Women who regularly give their male partner oral sex may be less likely to suffer recurrent miscarriages, scientists claim.
Researchers believe swallowing semen strengthens a pregnant woman’s immune system in a way which makes foetuses more likely to grow healthily.
This could be, they say, because it contains hormones and proteins from the man’s body, to which it could be useful for the mother to build up a tolerance.
Vaginal exposure to semen – so unprotected sex – could also play an important role in a couple trying to conceive, but semen may be better absorbed in the gut.

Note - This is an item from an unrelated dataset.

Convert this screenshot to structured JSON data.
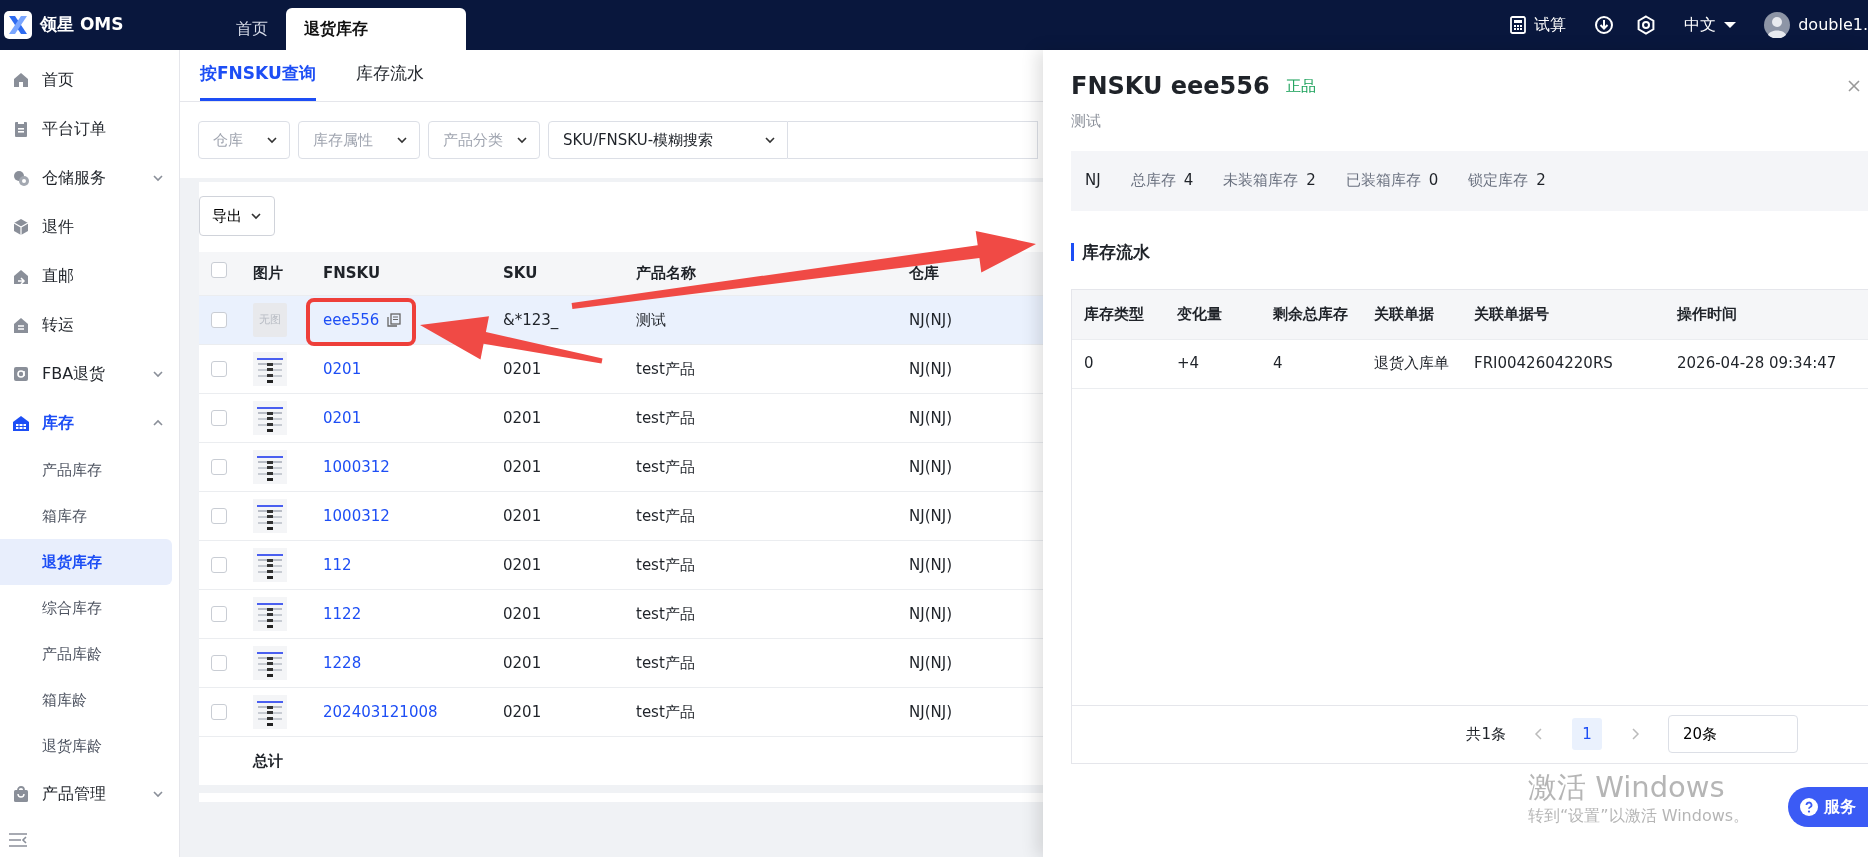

Researchers from Leiden University Medical Centre in the Netherlands tested their theory comparing the pregnancy history and oral sex habits of 234 women.
They acknowledged the study was small and did not provide evidence that swallowing sperm was leading to the lower miscarriage rate.
But they believe their results are strong enough to suggest a link between the two and warrant more research.
Some 97 of the women had suffered from recurrent miscarriage – a condition in which a woman has three or more miscarriages in a row.
The condition is thought to affect around one in 100 women in the UK and may be triggered by genetic or hormonal problems, or infection. Many cases are unexplained.
In their study, the scientists found the women having regular miscarriages were giving their partners significantly less fellatio.
While 73 per cent of women in the non-miscarriage group regularly gave oral sex, only 57 per cent of those in the miscarriage group did.
‘Oral exposure to seminal fluid seems to… influence pregnancy outcome in a positive way,’ the researchers wrote.
They added: ‘Our results suggest an association between less oral sex and the occurrence of recurrent miscarriage.’
By building up the mother’s tolerance to substances from the man’s body, the parents could give a foetus – half-made of the father’s DNA – a better chance of thriving.
This could, the theory explains, make the mother’s immune system less likely to reject the baby and lead to its death.
Past research may have focused too much on the mother’s own biology, the scientists suggested, instead of the impact of the father’s bodily fluids.
The study was published in the Journal of Reproductive Immunology.